Title: Days of Blood and Starlight
Author: Laini Taylor
Genres: Fantasy, Young Adult
Series: Daughter of Smoke and Bone #3
By way of a staggering deception, Karou has taken control of the chimaera rebellion and is intent on steering its course away from dead-end vengeance. The future rests on her, if there can even be a future for the chimaera in war-ravaged Eretz.
Common enemy, common cause.
When Jael’s brutal seraph army trespasses into the human world, the unthinkable becomes essential, and Karou and Akiva must ally their enemy armies against the threat. It is a twisted version of their long-ago dream, and they begin to hope that it might forge a way forward for their people.
And, perhaps, for themselves. Toward a new way of living, and maybe even love.
But there are bigger threats than Jael in the offing. A vicious queen is hunting Akiva, and, in the skies of Eretz … something is happening. Massive stains are spreading like bruises from horizon to horizon; the great winged stormhunters are gathering as if summoned, ceaselessly circling, and a deep sense of wrong pervades the world.
What power can bruise the sky?
From the streets of Rome to the caves of the Kirin and beyond, humans, chimaera and seraphim will fight, strive, love, and die in an epic theater that transcends good and evil, right and wrong, friend and enemy.
At the very barriers of space and time, what do gods and monsters dream of? And does anything else matter?
If you follow my blog or see my updates on Goodreads, you may be aware of my journey with the Daughter of Smoke and Bone trilogy. Basically, I didn’t enjoy the first book, but liked the second. Dreams of Gods and Monsters continued what I loved about the second book: great secondary characters, character development, and more insight about the past and present state of Eretz.
This book also gives us more information on events and places outside of Earth and Eretz.

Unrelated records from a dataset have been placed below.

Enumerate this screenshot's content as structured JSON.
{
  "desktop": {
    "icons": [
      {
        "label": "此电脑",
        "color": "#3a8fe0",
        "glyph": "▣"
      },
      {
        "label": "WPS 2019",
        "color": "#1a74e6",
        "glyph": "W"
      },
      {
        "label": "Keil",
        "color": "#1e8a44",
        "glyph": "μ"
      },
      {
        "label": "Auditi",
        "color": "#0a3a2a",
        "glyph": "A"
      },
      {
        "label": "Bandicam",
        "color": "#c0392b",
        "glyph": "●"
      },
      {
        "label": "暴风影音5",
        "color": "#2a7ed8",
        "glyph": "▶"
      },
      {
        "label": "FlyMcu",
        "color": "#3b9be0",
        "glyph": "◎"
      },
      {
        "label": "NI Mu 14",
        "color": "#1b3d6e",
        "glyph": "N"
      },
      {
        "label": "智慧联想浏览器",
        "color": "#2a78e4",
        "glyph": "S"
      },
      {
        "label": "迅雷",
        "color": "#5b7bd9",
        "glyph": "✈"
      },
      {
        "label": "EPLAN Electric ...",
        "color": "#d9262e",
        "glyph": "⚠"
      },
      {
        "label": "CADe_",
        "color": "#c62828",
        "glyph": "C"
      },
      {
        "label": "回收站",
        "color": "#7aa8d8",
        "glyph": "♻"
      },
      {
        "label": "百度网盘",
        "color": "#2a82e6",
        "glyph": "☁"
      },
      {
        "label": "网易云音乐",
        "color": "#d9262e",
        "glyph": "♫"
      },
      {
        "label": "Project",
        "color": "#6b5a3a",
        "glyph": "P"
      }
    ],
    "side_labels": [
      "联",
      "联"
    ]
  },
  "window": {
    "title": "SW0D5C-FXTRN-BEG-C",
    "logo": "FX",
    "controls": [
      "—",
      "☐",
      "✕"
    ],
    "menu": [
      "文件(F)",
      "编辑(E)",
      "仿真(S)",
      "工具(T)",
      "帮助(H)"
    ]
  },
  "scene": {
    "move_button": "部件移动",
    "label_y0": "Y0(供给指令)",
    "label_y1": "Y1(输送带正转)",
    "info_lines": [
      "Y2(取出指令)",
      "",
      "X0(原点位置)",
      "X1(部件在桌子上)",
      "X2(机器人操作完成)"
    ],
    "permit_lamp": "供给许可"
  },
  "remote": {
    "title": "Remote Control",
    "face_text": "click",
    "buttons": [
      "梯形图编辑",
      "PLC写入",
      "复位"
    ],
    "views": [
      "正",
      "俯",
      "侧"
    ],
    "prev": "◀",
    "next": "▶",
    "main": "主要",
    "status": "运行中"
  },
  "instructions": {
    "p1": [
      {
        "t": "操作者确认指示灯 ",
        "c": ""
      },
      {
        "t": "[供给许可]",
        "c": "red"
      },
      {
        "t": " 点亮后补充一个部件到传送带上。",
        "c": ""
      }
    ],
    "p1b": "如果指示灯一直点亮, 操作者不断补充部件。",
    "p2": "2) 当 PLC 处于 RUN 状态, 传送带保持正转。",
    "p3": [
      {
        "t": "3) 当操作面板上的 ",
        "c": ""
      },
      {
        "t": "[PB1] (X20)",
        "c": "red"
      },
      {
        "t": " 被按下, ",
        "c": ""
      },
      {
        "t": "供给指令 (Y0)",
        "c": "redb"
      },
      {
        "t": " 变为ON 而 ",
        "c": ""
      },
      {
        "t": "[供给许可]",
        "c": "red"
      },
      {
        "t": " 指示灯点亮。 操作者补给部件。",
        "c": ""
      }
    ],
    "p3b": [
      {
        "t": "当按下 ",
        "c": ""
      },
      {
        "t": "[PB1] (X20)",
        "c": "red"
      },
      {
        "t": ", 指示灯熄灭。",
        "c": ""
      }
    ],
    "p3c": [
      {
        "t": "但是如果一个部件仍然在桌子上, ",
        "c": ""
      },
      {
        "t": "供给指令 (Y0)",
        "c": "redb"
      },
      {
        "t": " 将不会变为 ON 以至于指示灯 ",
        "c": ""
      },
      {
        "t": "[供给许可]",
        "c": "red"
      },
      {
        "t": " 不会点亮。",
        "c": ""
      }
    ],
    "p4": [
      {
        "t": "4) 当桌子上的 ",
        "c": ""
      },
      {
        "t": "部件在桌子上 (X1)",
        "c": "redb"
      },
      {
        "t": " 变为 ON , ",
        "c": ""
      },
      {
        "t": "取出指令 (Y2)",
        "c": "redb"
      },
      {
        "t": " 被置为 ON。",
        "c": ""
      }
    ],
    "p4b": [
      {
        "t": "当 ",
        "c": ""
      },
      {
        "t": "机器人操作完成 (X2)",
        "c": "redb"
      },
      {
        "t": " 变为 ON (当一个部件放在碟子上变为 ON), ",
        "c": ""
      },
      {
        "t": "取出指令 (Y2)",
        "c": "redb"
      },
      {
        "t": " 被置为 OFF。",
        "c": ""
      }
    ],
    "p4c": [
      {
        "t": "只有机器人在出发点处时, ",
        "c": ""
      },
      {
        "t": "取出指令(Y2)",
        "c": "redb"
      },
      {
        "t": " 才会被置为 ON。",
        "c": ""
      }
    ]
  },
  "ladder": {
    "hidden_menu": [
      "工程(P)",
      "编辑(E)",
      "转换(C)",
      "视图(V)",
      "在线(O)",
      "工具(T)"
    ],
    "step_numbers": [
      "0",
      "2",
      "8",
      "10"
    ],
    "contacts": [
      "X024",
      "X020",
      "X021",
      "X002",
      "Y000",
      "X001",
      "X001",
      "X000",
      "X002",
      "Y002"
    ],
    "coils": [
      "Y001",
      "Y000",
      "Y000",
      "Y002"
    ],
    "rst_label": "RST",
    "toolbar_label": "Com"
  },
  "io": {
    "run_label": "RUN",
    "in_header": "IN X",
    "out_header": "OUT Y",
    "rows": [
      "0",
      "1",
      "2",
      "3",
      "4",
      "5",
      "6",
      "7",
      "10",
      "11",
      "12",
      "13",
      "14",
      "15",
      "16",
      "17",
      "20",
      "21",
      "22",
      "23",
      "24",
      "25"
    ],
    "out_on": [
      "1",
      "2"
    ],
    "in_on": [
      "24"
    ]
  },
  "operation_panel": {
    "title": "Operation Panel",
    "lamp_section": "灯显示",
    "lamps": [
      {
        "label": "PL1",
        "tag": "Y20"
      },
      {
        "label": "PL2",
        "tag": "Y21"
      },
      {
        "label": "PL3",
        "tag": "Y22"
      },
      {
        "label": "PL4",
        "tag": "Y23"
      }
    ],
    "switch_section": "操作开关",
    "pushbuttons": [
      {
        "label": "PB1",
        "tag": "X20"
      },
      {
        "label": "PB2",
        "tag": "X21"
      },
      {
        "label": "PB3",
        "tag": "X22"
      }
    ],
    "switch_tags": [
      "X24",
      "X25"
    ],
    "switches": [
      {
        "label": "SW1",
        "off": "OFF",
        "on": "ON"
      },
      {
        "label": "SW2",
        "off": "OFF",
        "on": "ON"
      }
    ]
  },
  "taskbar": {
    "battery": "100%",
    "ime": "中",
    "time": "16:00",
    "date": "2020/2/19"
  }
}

While I liked how this added to the worldbuilding of the story, it also made it unnecessarily long. Some chapters and scenes felt like ‘fillers’ that benefited no one and it sometimes seemed like Taylor wrote them to meet a certain word count.
Overall, Dreams of Gods and Monsters provided a sufficient conclusion to the Daughter of Smoke and Bone trilogy. I liked that it didn’t have a clean-cut ending and just tied enough loose ends to finish the series at a good place.